While every market is not the same, they are remarkably similar in produced margins, production volume and capacity, overhead, marketing expenses and other key measurements. These benchmarks will serve as the financial foundation of your company. If you do this, you will create a profitable company from the beginning; a fundamental element of a successful plan.
Many people feel that they need to lose money in order to build a company that will one day be profitable. That is not true, and your plan should include profits from Day One, a balance that you can achieve with a solid sales and marketing plan.
As mentioned, you need to take the other elements of a successful business plan and create your success on paper prior to developing your business. You can have several strategic planning meetings away from your office to establish your plan.
Each business plan should create a road map to success and have short-term victories along the way. It is important to get away from the office for at least one solid day as you work on your business and strategic plan. The notes, goals and action plan should be put in writing and follow-up meetings should be established.
Effective organizations are characterized by solid communications. If you create a business plan and have a direction for your company, you need to make sure that you communicate this plan to your staff. They need to know where the company is heading and what their role is in helping you get to the destination.
This communication is important and needs to be consistent and frequent. Have the discipline to meet with your entire staff every month, and your leadership team at least as often, to discuss the plan, progress and create action plans for departments and individuals.
This is a difficult process and requires discipline and focus. There will be fun moments as well as setbacks. In order to have success in the planning and implementation process you need to maintain focus on the plan, keep an eye on the future, learn from your mistakes and celebrate victories.

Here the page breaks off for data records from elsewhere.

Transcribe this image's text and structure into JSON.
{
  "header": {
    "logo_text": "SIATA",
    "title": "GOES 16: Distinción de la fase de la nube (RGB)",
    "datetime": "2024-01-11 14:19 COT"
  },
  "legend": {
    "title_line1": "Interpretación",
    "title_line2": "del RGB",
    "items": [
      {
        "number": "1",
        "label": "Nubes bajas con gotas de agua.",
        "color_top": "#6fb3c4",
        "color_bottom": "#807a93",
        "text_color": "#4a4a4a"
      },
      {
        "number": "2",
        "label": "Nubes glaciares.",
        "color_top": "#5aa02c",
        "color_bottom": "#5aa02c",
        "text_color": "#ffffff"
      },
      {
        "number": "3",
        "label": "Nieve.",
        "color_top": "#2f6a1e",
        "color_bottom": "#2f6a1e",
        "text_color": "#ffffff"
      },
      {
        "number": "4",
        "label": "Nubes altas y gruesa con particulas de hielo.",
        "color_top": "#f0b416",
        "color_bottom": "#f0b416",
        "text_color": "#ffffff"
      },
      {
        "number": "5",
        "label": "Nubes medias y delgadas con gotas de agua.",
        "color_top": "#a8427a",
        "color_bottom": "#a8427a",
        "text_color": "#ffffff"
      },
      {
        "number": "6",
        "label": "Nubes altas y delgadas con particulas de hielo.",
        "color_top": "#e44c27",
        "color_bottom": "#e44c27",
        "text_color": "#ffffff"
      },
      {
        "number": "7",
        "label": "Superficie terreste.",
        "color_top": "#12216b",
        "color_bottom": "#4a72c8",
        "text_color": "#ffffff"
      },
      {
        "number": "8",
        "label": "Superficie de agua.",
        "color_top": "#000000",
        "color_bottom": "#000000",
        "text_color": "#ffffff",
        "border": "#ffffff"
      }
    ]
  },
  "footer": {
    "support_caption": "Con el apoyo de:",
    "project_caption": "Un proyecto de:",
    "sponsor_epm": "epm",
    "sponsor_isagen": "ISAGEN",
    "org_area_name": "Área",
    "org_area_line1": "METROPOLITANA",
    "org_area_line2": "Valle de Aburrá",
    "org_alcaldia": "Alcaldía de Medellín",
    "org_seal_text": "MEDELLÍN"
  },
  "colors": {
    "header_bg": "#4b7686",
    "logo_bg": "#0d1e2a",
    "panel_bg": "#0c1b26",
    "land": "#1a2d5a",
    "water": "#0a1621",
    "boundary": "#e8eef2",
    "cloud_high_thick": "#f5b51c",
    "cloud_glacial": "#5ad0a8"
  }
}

If you do not set up short-term victories, measure progress and celebrate accomplishment, you run the risk of losing focus and getting off track. However, with a solid plan and the key measurements to track progress then you can start to proactively control your opportunities and create a company that provides you with the resources to achieve your personal and professional goals.